[Opening Input data section]

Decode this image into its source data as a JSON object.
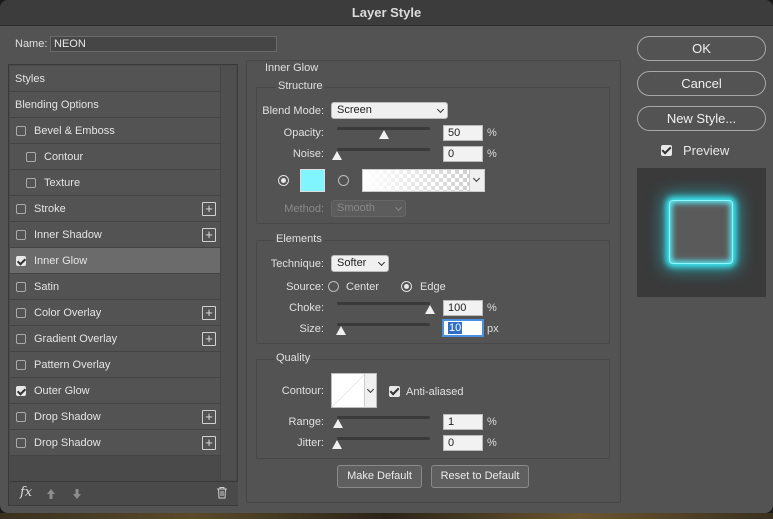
{
  "window": {
    "title": "Layer Style"
  },
  "name_field": {
    "label": "Name:",
    "value": "NEON"
  },
  "styles": {
    "items": [
      {
        "label": "Styles",
        "type": "header",
        "checked": false,
        "has_plus": false,
        "selected": false
      },
      {
        "label": "Blending Options",
        "type": "header",
        "checked": false,
        "has_plus": false,
        "selected": false
      },
      {
        "label": "Bevel & Emboss",
        "type": "effect",
        "checked": false,
        "has_plus": false,
        "selected": false
      },
      {
        "label": "Contour",
        "type": "sub",
        "checked": false,
        "has_plus": false,
        "selected": false
      },
      {
        "label": "Texture",
        "type": "sub",
        "checked": false,
        "has_plus": false,
        "selected": false
      },
      {
        "label": "Stroke",
        "type": "effect",
        "checked": false,
        "has_plus": true,
        "selected": false
      },
      {
        "label": "Inner Shadow",
        "type": "effect",
        "checked": false,
        "has_plus": true,
        "selected": false
      },
      {
        "label": "Inner Glow",
        "type": "effect",
        "checked": true,
        "has_plus": false,
        "selected": true
      },
      {
        "label": "Satin",
        "type": "effect",
        "checked": false,
        "has_plus": false,
        "selected": false
      },
      {
        "label": "Color Overlay",
        "type": "effect",
        "checked": false,
        "has_plus": true,
        "selected": false
      },
      {
        "label": "Gradient Overlay",
        "type": "effect",
        "checked": false,
        "has_plus": true,
        "selected": false
      },
      {
        "label": "Pattern Overlay",
        "type": "effect",
        "checked": false,
        "has_plus": false,
        "selected": false
      },
      {
        "label": "Outer Glow",
        "type": "effect",
        "checked": true,
        "has_plus": false,
        "selected": false
      },
      {
        "label": "Drop Shadow",
        "type": "effect",
        "checked": false,
        "has_plus": true,
        "selected": false
      },
      {
        "label": "Drop Shadow",
        "type": "effect",
        "checked": false,
        "has_plus": true,
        "selected": false
      }
    ],
    "footer_icons": [
      "fx-icon",
      "move-up-icon",
      "move-down-icon",
      "trash-icon"
    ]
  },
  "panel": {
    "title": "Inner Glow",
    "structure": {
      "title": "Structure",
      "blend_mode": {
        "label": "Blend Mode:",
        "value": "Screen"
      },
      "opacity": {
        "label": "Opacity:",
        "value": "50",
        "unit": "%",
        "level": 0.5
      },
      "noise": {
        "label": "Noise:",
        "value": "0",
        "unit": "%",
        "level": 0
      },
      "color_swatch": "#80f5ff",
      "method": {
        "label": "Method:",
        "value": "Smooth"
      }
    },
    "elements": {
      "title": "Elements",
      "technique": {
        "label": "Technique:",
        "value": "Softer"
      },
      "source": {
        "label": "Source:",
        "option_center": "Center",
        "option_edge": "Edge",
        "selected": "Edge"
      },
      "choke": {
        "label": "Choke:",
        "value": "100",
        "unit": "%",
        "level": 1.0
      },
      "size": {
        "label": "Size:",
        "value": "10",
        "unit": "px",
        "level": 0.04
      }
    },
    "quality": {
      "title": "Quality",
      "contour": {
        "label": "Contour:"
      },
      "anti_aliased": {
        "label": "Anti-aliased",
        "checked": true
      },
      "range": {
        "label": "Range:",
        "value": "1",
        "unit": "%",
        "level": 0.01
      },
      "jitter": {
        "label": "Jitter:",
        "value": "0",
        "unit": "%",
        "level": 0
      }
    },
    "make_default": "Make Default",
    "reset_default": "Reset to Default"
  },
  "buttons": {
    "ok": "OK",
    "cancel": "Cancel",
    "new_style": "New Style..."
  },
  "preview": {
    "label": "Preview",
    "checked": true,
    "glow_color": "#3ee6f0"
  }
}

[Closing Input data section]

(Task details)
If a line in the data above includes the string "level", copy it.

(Answer to this task)
        "level": 0.5
        "level": 0
        "level": 1.0
        "level": 0.04
        "level": 0.01
        "level": 0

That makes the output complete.